§ Task to carry out
From the entries that follow, list every line in which the string "timestamp" appears.
(Beginning of Data listing)
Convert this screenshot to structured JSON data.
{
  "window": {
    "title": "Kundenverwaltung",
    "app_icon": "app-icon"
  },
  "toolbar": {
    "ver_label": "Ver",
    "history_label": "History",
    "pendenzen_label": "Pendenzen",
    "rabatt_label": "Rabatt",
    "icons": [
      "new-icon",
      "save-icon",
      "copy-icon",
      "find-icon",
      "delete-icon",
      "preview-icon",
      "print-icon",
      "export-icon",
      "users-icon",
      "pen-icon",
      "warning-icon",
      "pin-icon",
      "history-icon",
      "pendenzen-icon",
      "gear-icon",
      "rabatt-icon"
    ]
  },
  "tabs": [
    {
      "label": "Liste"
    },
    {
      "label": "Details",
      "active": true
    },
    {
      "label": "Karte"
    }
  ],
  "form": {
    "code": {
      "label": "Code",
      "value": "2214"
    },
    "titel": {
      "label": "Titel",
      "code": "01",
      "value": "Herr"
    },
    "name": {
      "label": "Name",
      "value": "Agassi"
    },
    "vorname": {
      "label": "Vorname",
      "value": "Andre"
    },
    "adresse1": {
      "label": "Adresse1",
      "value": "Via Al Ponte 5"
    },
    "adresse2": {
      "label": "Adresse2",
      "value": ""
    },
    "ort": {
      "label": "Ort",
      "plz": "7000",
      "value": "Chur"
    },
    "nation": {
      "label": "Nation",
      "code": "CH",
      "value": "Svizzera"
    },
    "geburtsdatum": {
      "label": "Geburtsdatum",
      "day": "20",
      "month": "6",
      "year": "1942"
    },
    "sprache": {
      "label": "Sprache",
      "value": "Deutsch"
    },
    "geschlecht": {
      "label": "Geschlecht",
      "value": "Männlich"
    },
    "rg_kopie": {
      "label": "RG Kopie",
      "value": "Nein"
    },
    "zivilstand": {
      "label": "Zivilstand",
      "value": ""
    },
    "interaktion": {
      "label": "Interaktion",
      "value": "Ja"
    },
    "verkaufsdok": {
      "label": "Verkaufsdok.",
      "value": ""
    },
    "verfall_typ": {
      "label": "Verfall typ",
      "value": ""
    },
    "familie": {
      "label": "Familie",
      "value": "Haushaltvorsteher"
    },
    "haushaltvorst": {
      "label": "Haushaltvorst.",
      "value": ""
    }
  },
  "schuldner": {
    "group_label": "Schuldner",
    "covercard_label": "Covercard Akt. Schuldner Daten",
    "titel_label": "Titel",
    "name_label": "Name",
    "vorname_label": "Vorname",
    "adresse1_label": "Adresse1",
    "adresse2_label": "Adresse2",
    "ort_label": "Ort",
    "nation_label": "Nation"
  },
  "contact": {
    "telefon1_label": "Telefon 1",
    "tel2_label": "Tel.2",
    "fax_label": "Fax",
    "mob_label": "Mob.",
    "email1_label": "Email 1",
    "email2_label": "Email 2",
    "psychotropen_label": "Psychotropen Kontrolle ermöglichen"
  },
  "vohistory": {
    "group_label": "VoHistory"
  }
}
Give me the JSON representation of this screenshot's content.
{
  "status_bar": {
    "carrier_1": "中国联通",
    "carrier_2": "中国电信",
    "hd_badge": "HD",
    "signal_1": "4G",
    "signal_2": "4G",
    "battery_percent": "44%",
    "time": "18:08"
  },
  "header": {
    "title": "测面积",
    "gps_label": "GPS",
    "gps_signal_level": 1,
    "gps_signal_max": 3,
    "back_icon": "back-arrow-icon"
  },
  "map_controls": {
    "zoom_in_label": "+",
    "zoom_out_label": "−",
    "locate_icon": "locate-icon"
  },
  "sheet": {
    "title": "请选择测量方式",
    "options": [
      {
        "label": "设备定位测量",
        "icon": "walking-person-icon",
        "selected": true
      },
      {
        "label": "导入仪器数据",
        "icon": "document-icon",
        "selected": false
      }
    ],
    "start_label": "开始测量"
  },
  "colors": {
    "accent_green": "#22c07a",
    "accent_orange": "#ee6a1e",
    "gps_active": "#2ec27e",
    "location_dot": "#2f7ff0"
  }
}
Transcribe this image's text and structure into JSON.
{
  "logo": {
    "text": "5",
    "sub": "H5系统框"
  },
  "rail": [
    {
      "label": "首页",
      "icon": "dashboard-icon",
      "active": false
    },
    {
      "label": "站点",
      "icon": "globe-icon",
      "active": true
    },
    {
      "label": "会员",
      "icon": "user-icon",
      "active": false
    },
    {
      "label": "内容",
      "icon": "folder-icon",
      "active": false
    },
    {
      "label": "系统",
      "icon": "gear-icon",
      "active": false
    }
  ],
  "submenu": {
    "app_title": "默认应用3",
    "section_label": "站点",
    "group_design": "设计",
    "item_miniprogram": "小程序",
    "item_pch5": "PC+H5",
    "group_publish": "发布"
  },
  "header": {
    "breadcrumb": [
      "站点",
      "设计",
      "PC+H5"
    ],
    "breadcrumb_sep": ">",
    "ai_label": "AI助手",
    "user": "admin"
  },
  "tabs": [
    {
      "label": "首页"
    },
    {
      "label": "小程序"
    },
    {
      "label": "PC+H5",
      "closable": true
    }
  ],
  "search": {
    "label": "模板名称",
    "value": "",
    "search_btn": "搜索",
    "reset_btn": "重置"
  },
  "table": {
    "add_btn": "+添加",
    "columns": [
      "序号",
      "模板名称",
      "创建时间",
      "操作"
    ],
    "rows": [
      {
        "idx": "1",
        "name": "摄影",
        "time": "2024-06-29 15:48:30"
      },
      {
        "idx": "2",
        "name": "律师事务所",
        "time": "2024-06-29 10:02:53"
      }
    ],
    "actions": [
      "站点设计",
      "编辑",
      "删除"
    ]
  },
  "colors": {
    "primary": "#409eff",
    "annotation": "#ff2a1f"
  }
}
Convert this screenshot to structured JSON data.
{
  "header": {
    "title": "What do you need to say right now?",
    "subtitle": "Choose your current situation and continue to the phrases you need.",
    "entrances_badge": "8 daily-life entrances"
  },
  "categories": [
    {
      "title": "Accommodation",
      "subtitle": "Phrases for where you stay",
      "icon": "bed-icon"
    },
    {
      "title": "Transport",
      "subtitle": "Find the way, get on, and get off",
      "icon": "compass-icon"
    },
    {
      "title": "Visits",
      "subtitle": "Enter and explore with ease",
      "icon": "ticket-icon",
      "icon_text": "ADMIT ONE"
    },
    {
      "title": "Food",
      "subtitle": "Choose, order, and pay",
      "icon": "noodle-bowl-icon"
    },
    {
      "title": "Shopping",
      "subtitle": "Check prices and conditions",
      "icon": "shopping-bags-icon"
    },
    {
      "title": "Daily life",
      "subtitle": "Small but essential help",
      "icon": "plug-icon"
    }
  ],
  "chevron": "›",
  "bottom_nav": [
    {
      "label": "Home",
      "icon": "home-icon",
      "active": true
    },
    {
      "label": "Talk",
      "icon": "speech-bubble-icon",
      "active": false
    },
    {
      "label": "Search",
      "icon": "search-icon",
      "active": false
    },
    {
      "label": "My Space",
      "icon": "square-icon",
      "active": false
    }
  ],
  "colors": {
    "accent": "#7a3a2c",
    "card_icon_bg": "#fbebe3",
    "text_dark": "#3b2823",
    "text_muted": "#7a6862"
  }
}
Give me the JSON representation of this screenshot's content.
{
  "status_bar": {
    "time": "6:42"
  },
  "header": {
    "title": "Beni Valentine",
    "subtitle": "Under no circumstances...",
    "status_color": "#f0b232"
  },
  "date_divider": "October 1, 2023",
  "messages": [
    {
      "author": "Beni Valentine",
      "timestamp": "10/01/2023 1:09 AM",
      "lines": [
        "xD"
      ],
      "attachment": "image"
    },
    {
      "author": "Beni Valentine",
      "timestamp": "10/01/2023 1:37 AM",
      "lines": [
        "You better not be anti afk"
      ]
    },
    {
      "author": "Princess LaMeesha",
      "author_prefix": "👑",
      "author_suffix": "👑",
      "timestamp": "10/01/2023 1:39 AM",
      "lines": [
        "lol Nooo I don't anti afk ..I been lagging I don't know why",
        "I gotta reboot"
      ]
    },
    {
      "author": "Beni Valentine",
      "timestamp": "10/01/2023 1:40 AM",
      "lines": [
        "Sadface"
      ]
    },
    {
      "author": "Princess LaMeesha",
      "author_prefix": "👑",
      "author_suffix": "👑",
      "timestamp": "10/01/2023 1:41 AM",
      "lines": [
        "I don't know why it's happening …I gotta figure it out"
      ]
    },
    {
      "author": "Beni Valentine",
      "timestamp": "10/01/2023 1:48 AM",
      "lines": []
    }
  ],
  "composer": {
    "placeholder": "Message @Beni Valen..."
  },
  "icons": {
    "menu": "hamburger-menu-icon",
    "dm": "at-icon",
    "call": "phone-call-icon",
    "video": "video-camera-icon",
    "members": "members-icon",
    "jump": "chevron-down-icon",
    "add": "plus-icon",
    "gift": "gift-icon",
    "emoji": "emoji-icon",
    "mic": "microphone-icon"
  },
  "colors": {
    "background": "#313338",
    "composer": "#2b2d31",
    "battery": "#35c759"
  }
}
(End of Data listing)
§ Answer to this problem
      "timestamp": "10/01/2023 1:09 AM",
      "timestamp": "10/01/2023 1:37 AM",
      "timestamp": "10/01/2023 1:39 AM",
      "timestamp": "10/01/2023 1:40 AM",
      "timestamp": "10/01/2023 1:41 AM",
      "timestamp": "10/01/2023 1:48 AM",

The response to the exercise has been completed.